EXTRACTED ENTRIES START
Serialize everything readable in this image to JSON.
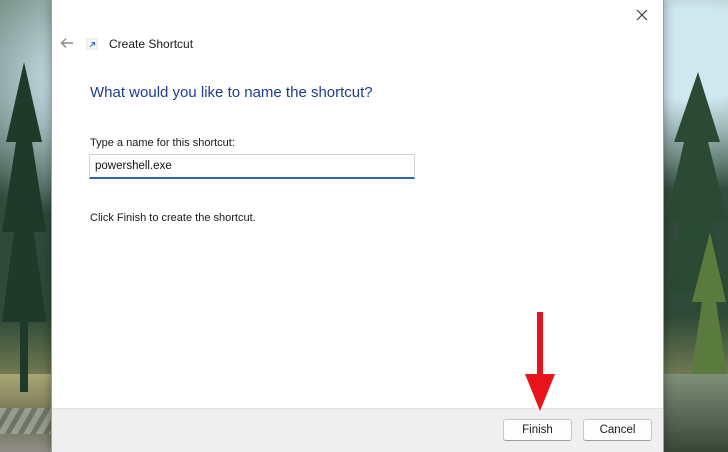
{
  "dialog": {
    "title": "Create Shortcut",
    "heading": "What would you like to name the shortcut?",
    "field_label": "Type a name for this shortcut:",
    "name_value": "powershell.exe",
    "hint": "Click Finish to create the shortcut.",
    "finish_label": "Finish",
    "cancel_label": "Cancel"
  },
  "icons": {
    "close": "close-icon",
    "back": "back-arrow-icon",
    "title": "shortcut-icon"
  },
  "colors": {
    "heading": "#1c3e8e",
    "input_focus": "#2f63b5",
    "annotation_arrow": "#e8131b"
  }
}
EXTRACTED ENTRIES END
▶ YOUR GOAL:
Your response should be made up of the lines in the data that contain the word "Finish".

▶ EXERCISE RESPONSE:
    "hint": "Click Finish to create the shortcut.",
    "finish_label": "Finish",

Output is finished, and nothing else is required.